(Dataset rows describing interfaces)

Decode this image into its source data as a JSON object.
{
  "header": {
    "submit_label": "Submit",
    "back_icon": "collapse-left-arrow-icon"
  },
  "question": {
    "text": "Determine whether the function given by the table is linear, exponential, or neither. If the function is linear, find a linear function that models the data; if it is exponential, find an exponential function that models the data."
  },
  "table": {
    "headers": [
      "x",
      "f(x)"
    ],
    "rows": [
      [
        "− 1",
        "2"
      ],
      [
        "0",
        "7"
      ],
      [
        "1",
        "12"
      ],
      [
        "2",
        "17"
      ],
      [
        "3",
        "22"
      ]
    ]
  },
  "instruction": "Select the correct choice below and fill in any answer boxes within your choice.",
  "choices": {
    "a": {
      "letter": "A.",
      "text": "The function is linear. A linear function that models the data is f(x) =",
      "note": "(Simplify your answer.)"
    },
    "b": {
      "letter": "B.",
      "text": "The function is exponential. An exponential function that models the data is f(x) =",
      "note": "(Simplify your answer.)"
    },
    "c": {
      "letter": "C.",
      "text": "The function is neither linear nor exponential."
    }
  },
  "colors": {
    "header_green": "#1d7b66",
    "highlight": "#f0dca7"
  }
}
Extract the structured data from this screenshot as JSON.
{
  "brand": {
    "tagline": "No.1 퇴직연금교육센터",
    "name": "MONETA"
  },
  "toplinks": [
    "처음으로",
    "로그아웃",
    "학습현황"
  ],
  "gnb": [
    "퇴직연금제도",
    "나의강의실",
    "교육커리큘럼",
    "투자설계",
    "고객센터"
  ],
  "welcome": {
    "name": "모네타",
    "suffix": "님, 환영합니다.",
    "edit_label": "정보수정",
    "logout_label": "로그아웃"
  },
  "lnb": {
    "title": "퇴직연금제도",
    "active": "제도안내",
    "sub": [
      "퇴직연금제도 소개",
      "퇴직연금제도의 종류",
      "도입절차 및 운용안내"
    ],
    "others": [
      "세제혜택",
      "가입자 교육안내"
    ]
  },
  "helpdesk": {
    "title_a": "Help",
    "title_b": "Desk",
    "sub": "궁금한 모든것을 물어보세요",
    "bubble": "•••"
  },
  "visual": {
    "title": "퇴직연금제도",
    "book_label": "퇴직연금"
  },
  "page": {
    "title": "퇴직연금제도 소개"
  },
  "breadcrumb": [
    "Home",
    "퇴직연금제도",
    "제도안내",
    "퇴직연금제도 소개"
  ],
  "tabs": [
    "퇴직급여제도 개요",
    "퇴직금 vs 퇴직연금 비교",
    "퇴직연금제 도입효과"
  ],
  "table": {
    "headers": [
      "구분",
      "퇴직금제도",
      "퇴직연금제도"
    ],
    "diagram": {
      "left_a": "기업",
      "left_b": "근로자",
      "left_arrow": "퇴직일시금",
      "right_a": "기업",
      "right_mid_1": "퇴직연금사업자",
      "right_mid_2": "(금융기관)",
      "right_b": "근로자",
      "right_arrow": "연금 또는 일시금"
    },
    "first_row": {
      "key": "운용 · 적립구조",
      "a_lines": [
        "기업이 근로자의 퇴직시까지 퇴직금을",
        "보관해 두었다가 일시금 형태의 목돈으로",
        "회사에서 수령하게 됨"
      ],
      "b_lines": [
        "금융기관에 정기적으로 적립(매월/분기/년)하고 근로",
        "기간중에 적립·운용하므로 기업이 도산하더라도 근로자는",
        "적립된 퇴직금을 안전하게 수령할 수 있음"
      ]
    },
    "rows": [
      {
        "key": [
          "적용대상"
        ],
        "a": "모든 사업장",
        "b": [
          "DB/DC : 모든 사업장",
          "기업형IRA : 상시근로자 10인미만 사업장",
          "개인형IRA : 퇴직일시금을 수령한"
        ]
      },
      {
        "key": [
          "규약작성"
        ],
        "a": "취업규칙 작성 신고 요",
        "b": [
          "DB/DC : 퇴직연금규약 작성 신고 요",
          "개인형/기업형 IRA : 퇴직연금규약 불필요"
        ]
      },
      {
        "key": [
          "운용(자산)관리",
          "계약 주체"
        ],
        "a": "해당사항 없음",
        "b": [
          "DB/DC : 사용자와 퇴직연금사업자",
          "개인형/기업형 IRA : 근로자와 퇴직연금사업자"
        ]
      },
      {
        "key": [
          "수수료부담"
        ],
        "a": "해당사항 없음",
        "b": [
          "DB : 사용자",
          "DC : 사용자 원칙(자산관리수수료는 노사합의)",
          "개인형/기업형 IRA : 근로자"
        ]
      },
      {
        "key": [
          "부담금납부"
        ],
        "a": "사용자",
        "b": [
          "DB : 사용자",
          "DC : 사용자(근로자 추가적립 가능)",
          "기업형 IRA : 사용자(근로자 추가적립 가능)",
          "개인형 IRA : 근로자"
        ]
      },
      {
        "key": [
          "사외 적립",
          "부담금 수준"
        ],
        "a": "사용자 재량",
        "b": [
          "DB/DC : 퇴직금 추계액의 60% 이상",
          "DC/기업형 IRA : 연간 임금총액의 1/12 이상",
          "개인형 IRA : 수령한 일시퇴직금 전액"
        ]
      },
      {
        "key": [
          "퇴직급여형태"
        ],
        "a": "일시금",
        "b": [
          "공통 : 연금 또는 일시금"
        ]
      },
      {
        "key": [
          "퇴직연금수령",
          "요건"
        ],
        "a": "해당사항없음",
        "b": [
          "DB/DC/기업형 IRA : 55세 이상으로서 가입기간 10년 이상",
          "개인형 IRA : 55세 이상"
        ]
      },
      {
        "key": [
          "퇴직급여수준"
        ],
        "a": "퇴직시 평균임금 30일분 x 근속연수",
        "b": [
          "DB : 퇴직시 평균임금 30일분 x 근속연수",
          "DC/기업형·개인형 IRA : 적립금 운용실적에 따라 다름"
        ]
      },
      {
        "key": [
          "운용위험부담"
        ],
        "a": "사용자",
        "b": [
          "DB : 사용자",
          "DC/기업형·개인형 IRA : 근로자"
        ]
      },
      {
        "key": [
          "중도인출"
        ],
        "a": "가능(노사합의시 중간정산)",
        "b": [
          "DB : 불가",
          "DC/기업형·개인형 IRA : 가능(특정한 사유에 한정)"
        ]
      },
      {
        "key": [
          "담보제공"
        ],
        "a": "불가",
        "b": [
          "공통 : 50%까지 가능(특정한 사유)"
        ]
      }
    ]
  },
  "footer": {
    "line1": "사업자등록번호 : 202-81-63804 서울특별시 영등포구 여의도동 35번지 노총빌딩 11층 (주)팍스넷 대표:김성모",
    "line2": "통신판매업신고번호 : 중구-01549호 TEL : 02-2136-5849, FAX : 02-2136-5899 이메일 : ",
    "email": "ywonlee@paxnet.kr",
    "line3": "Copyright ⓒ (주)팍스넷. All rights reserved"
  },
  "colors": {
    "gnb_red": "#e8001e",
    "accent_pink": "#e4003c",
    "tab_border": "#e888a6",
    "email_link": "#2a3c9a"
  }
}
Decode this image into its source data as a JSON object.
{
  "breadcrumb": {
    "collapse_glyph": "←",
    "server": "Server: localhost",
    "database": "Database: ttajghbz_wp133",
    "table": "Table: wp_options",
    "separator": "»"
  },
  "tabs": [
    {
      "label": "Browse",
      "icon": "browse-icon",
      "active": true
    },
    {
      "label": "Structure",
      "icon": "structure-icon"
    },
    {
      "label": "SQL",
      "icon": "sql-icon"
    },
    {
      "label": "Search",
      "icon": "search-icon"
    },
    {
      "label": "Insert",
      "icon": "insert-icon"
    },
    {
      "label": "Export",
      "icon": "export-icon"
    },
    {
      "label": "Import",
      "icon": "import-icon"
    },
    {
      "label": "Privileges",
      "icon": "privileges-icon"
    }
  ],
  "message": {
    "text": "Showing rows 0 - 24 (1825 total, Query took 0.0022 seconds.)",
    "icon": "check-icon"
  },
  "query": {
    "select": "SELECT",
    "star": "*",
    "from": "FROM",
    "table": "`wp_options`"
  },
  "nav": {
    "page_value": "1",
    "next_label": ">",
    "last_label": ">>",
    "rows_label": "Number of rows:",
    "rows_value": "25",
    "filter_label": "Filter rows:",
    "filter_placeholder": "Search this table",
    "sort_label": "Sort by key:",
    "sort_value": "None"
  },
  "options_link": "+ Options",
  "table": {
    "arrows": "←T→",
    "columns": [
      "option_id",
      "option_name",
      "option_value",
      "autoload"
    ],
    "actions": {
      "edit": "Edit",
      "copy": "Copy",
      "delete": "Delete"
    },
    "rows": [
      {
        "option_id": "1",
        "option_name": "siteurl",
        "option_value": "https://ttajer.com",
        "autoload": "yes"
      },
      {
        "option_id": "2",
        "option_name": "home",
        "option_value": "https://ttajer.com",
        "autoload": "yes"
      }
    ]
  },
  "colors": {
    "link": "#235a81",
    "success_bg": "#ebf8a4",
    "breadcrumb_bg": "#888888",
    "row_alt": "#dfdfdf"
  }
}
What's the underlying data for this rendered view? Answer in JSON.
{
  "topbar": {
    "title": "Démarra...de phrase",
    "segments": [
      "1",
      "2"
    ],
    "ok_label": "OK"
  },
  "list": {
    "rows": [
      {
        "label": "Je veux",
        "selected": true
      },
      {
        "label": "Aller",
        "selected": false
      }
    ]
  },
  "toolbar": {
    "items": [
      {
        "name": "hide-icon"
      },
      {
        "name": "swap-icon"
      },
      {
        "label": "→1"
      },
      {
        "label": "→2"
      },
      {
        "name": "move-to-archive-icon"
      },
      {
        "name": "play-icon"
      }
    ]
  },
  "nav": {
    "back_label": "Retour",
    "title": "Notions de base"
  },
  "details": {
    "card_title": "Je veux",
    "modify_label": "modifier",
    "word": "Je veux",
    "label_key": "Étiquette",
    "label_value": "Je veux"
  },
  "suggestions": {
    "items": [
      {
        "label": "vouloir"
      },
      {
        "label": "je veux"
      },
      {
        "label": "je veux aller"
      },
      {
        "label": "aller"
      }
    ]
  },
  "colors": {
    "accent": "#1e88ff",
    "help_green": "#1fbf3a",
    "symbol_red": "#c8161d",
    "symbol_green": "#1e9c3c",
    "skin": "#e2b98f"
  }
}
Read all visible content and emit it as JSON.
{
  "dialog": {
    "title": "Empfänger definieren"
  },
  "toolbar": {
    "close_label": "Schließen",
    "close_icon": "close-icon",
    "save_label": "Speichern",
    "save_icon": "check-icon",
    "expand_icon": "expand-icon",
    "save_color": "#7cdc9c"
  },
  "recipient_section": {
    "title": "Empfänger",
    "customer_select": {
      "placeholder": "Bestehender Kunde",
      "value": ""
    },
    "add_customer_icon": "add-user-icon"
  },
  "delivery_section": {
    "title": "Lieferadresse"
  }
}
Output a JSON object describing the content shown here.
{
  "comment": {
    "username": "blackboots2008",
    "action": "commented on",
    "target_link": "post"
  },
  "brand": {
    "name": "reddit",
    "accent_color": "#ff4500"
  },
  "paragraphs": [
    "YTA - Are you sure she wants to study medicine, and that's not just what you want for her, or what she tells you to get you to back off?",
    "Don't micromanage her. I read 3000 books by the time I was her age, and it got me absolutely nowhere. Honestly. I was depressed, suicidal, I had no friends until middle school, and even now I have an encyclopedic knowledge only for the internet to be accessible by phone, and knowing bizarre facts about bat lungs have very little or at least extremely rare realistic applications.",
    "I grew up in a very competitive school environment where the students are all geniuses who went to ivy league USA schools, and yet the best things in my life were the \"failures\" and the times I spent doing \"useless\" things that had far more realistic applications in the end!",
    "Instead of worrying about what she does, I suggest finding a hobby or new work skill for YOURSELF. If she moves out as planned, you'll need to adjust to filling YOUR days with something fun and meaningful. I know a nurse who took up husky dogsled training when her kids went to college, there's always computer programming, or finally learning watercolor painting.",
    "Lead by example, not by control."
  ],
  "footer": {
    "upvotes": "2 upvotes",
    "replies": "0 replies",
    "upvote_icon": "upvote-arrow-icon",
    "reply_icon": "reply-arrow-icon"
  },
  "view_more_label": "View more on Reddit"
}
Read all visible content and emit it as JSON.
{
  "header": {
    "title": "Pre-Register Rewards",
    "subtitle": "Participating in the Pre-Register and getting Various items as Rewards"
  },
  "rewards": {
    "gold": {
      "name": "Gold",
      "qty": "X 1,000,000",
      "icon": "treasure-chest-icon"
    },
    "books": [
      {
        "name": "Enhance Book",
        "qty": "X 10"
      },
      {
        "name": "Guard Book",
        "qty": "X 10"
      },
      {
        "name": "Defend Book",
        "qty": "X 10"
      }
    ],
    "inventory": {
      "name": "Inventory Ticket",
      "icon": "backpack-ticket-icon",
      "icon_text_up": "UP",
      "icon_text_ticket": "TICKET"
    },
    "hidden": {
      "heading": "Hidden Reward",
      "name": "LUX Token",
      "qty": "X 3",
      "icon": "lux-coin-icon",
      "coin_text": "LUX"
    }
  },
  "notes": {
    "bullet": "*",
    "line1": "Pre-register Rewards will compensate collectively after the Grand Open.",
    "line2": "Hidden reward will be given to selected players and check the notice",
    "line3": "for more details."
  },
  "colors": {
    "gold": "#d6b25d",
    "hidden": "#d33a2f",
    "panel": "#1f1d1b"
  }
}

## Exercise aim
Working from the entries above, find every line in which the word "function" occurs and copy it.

## Answer to this task
    "text": "Determine whether the function given by the table is linear, exponential, or neither. If the function is linear, find a linear function that models the data; if it is exponential, find an exponential function that models the data."
      "text": "The function is linear. A linear function that models the data is f(x) =",
      "text": "The function is exponential. An exponential function that models the data is f(x) =",
      "text": "The function is neither linear nor exponential."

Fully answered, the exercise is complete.